It’s that time of year again where the phone lines are jammed with the same enquiry and the reception is full of the same problem: “Mr Eatseverythingthatsnotnaileddown has snaffled a [insert Christmas treat/ornament/toy here]- is it a problem?”
So here are the things to look out for, and a guide to how much chocolate really is toxic.
Poisonous or dangerous:
- Chocolate and liquorice (common Christmas gifts)
- Raisins and sultanas (used in Christmas cake and mince pie recipes)
- Certain nuts (especially peanuts and Macadamia nuts)
- Xylitol-sweetened foods
- Other foods such as onions, avocados and grapes
- Plants including lilies (and daffodils)
- Cleaning and DIY products eg white spirit and lubricating oils
- Car anti-freeze
- Human medicines
- Turkey skin and bones
For a more complete explanation, the kennel club has an excellent guide.
Irritants but usually not poisonous:
- Blu-tack or other similar adhesives (used to put up decorations)
- Charcoal and coal
- Cut-flower and houseplant food
- Expended polystyrene foam (used for large present packing eg stereos/TVs)
- Holly, mistletoe and poinsettia (common Christmas plants/decorations)
- Wax candles and crayons
- Silica gel (found in packaging)
- Anything with Danny Dyer in it
THE BIG ONE- how much chocolate is safe?
The quick answer is don’t feed chocolate to dogs! It’s the theobromine in chocolate that’s toxic. In general 100-150mg/kg of theobromine is needed to cause a toxic reaction

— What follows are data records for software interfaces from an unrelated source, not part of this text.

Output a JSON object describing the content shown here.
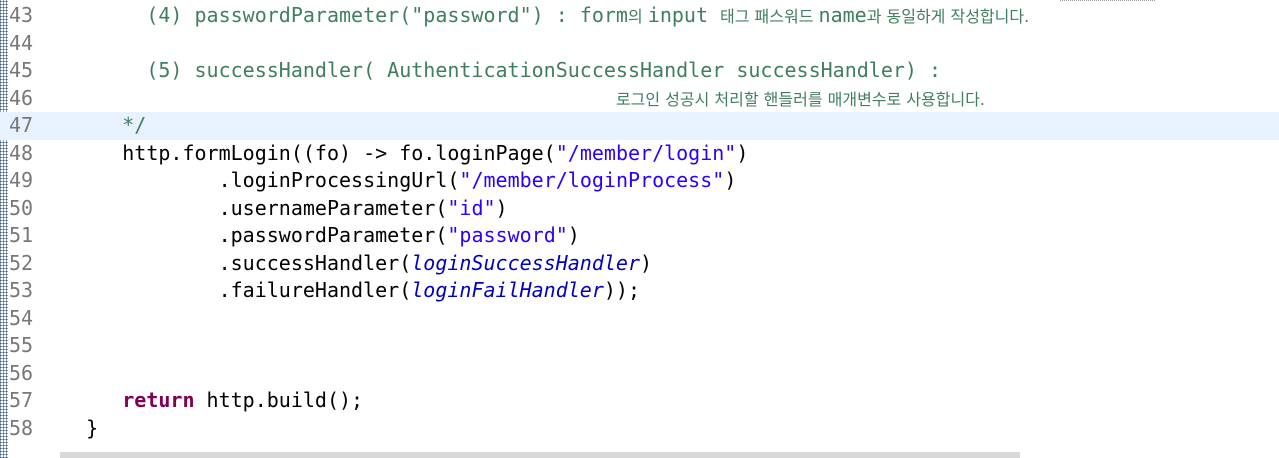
{
  "editor": {
    "lines": [
      {
        "number": "43",
        "parts": [
          {
            "t": "        (4) passwordParameter(\"password\") : form",
            "c": "cm"
          },
          {
            "t": "의 ",
            "c": "cmk"
          },
          {
            "t": "input ",
            "c": "cm"
          },
          {
            "t": "태그 패스워드 ",
            "c": "cmk"
          },
          {
            "t": "name",
            "c": "cm"
          },
          {
            "t": "과 동일하게 작성합니다.",
            "c": "cmk"
          }
        ]
      },
      {
        "number": "44",
        "parts": []
      },
      {
        "number": "45",
        "parts": [
          {
            "t": "        (5) successHandler( AuthenticationSuccessHandler successHandler) :",
            "c": "cm"
          }
        ]
      },
      {
        "number": "46",
        "parts": [
          {
            "t": "                                               ",
            "c": "cm"
          },
          {
            "t": "로그인 성공시 처리할 핸들러를 매개변수로 사용합니다.",
            "c": "cmk"
          }
        ]
      },
      {
        "number": "47",
        "current": true,
        "parts": [
          {
            "t": "      */",
            "c": "cm"
          }
        ]
      },
      {
        "number": "48",
        "parts": [
          {
            "t": "      http.formLogin((fo) -> fo.loginPage(",
            "c": "plain"
          },
          {
            "t": "\"/member/login\"",
            "c": "str"
          },
          {
            "t": ")",
            "c": "plain"
          }
        ]
      },
      {
        "number": "49",
        "parts": [
          {
            "t": "              .loginProcessingUrl(",
            "c": "plain"
          },
          {
            "t": "\"/member/loginProcess\"",
            "c": "str"
          },
          {
            "t": ")",
            "c": "plain"
          }
        ]
      },
      {
        "number": "50",
        "parts": [
          {
            "t": "              .usernameParameter(",
            "c": "plain"
          },
          {
            "t": "\"id\"",
            "c": "str"
          },
          {
            "t": ")",
            "c": "plain"
          }
        ]
      },
      {
        "number": "51",
        "parts": [
          {
            "t": "              .passwordParameter(",
            "c": "plain"
          },
          {
            "t": "\"password\"",
            "c": "str"
          },
          {
            "t": ")",
            "c": "plain"
          }
        ]
      },
      {
        "number": "52",
        "parts": [
          {
            "t": "              .successHandler(",
            "c": "plain"
          },
          {
            "t": "loginSuccessHandler",
            "c": "fld"
          },
          {
            "t": ")",
            "c": "plain"
          }
        ]
      },
      {
        "number": "53",
        "parts": [
          {
            "t": "              .failureHandler(",
            "c": "plain"
          },
          {
            "t": "loginFailHandler",
            "c": "fld"
          },
          {
            "t": "));",
            "c": "plain"
          }
        ]
      },
      {
        "number": "54",
        "parts": []
      },
      {
        "number": "55",
        "parts": []
      },
      {
        "number": "56",
        "parts": []
      },
      {
        "number": "57",
        "parts": [
          {
            "t": "      ",
            "c": "plain"
          },
          {
            "t": "return",
            "c": "kw"
          },
          {
            "t": " http.build();",
            "c": "plain"
          }
        ]
      },
      {
        "number": "58",
        "parts": [
          {
            "t": "   }",
            "c": "plain"
          }
        ]
      }
    ]
  }
}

- Milk chocolate contains 150mg theobromine per 100g – i.e. it’s poisonous at 100g per kg of dog
- Dark chocolate can contain 1500mg theobromine per 100g – i.e. it’s poisonous at 10g per kg of dog
So a 20kg Labrador needs around 2kg of milk chocolate to be poisoned, whereas only 50g of dark chocolate would poison a 5kg Yorkshire Terrier.
These are the minimum fatal doses- play it safe and ring the us if they’ve eaten more than 25% of the toxic dose i.e. more than 25g per kg milk chocolate, or 2.5g per kg dark chocolate